Courthouse earthquake assessment under way

Workmen begin drilling boreholes at the Oamaru Courthouse as part of work to establish the cost of earthquake-strengthening the historic building. Photo by Andrew Ashton.
Workmen begin drilling boreholes at the Oamaru Courthouse as part of work to establish the cost of earthquake-strengthening the historic building. Photo by Andrew Ashton.

As engineers began work this week on assessing the cost of repairing the Oamaru Courthouse, the New Zealand Historic Place Trust (NZHPT) said it was confident the Ministry of Justice was doing all it could to save the 129-year-old building.

The ministry commissioned new work to assess the cost of earthquake-strengthening the building after its original estimate of more than $5 million was questioned locally.

NZHPT Otago-Southland area manager Owen Graham said the organisation was working closely with the ministry to ensure the building, which had been associated with the history of the New Zealand justice system for more than 100 years, could be repaired.

"The Oamaru Courthouse is a category 1 registered historic place and has significant heritage value to Oamaru and New Zealand.

"The ministry has a clear awareness of the heritage significance of the building and its importance to the community.

"We are confident this will be taken into consideration when a final plan is drawn up."

Mr Graham said strengthening methods for heritage buildings like the courthouse were "many and varied".

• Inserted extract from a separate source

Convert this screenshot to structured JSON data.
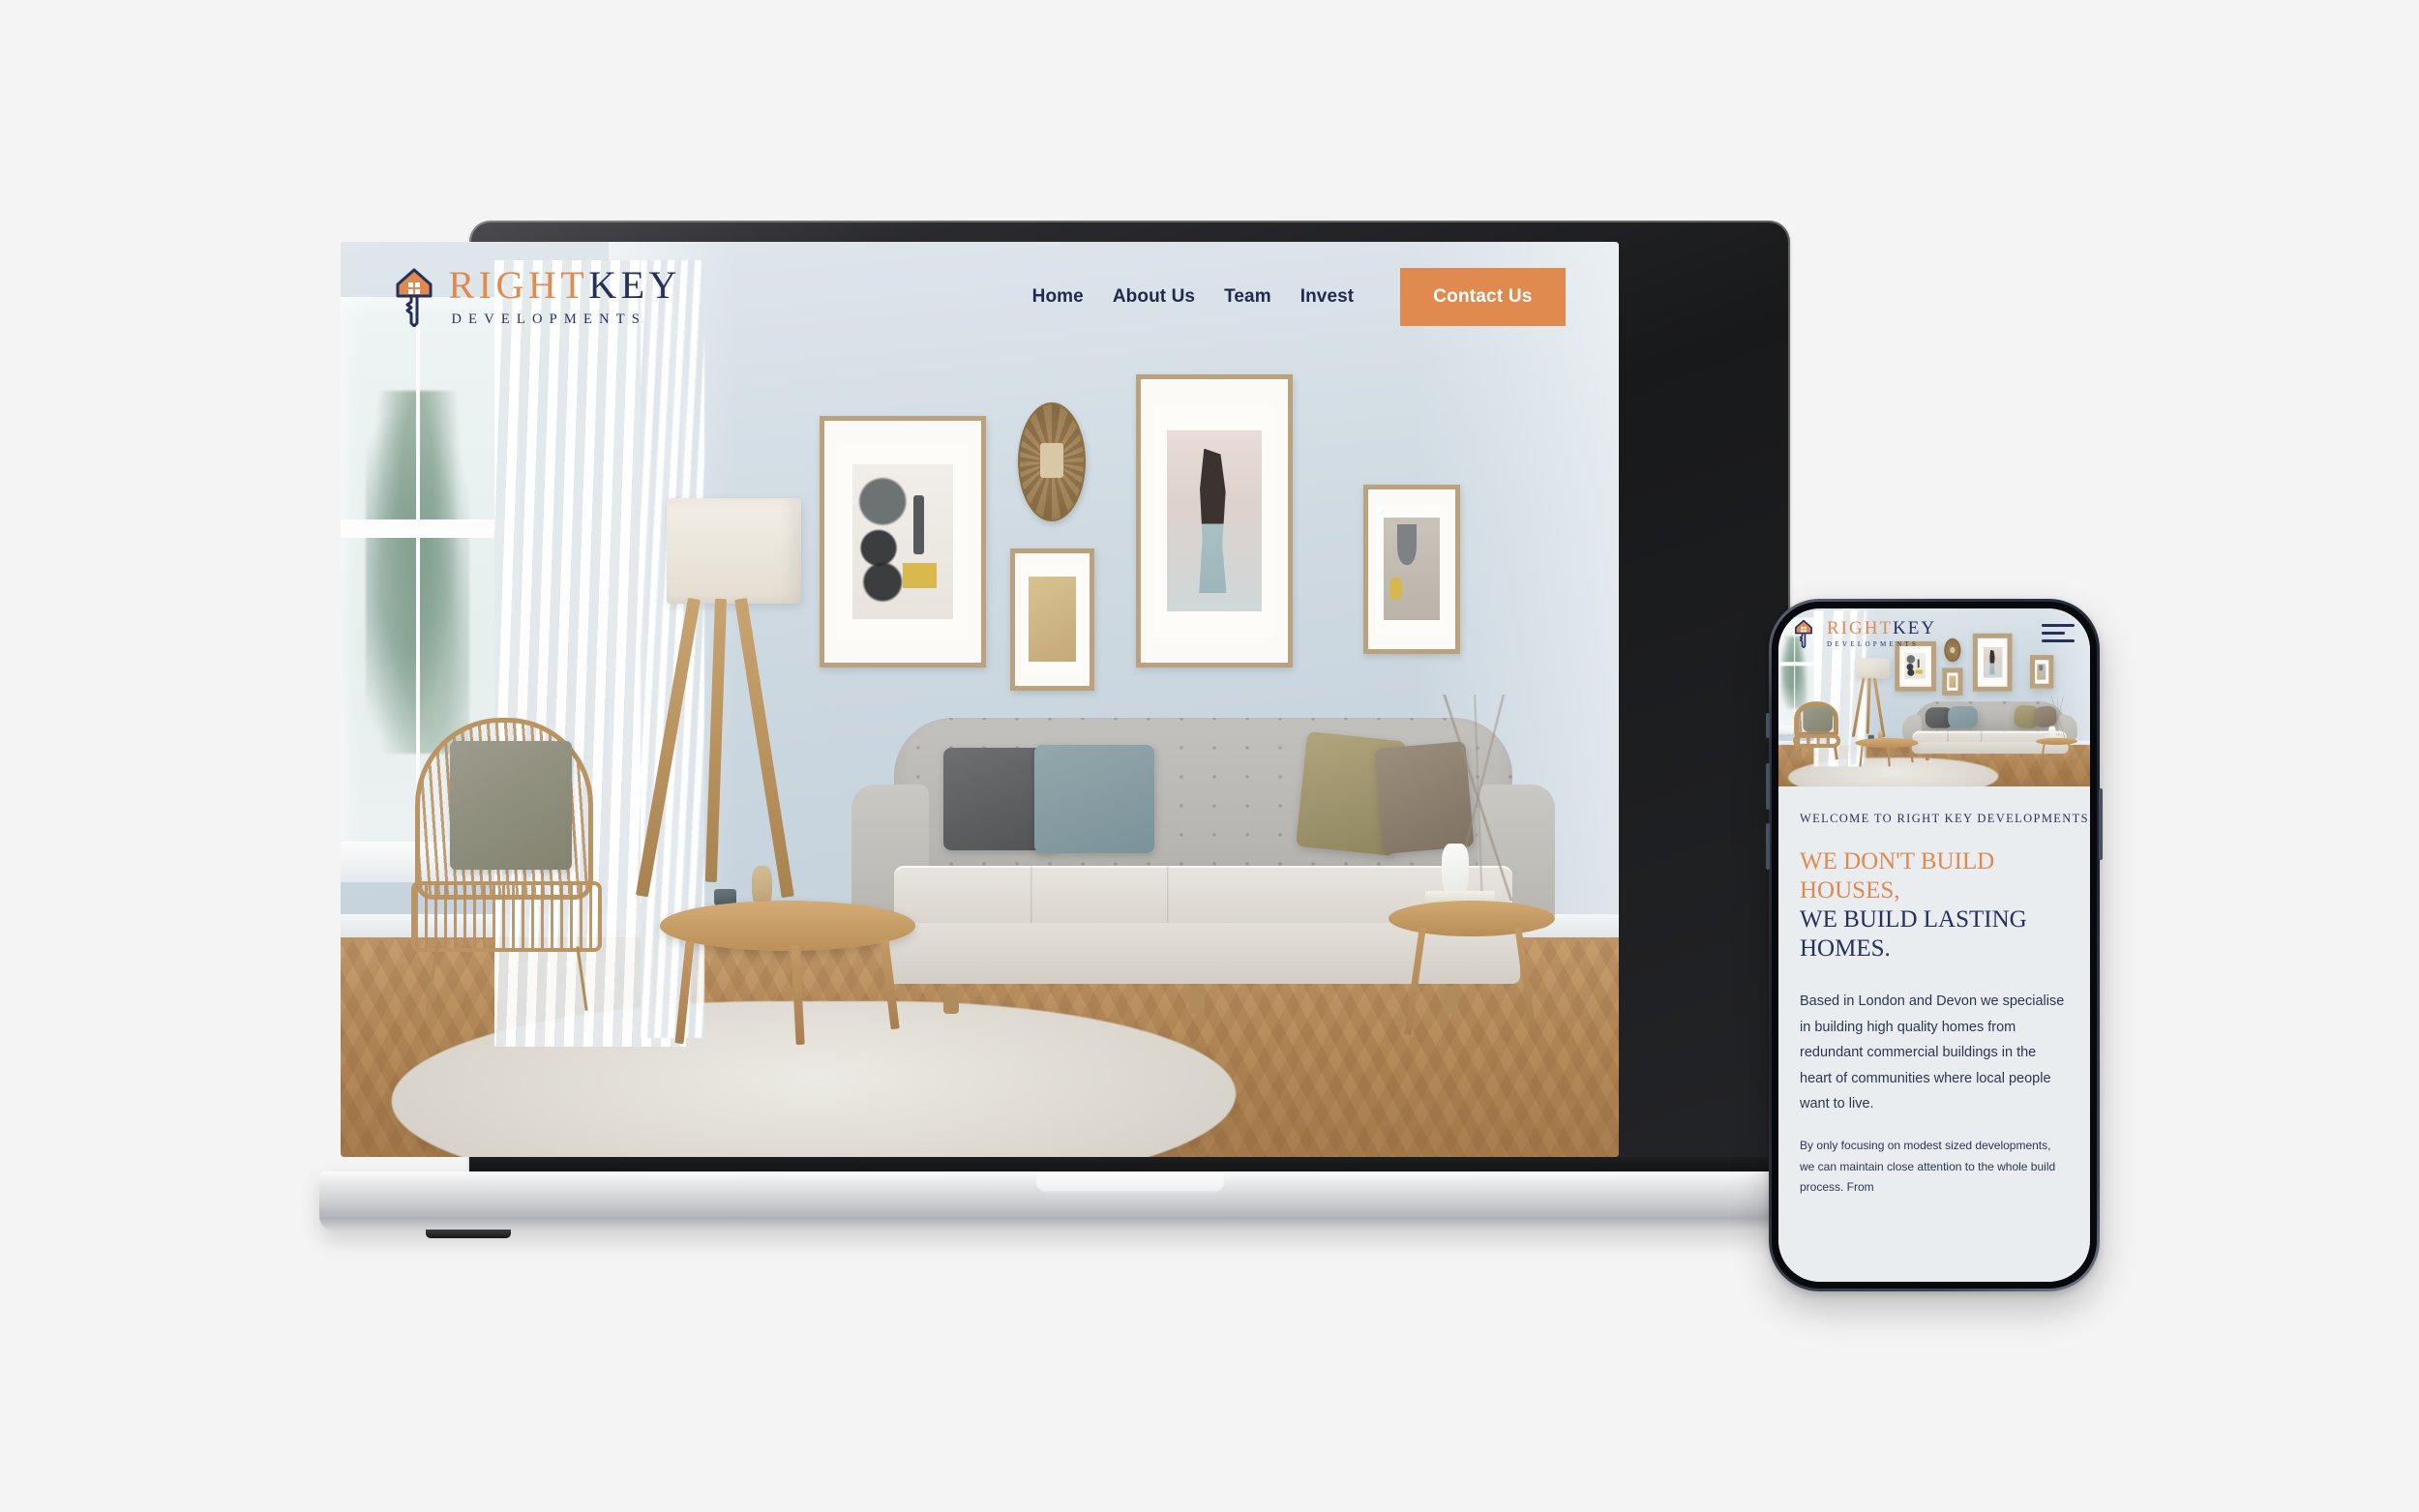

Once the assessment work, which began on Tuesday, was completed, the trust would give advice on strengthening methods.

"We are pleased the Ministry of Justice is exploring a range of options to return the Oamaru Courthouse to its full use, and are doing a thorough assessment of the requirements for strengthening.

"The costs of such work depend on an array of factors and the New Zealand Historic Places Trust is currently working with engineers, architects and the Ministry of Justice to get a clearer idea of what these specific requirements for strengthening will be in regards to the Oamaru Courthouse."

The courthouse was closed last November after it was deemed an earthquake risk.

andrew.ashton@odt.co.nz

 

 

Dunedin Courthouse

No doubt the Dunedin courthouse will follow the precedent of hundreds of historic buildings in Christchurch.  It will be demolished, simply because Gerry Brownlee believes it might "kill people".
The anti-historical Luddites have taken control of New Zealand, and common sense has gone out the window.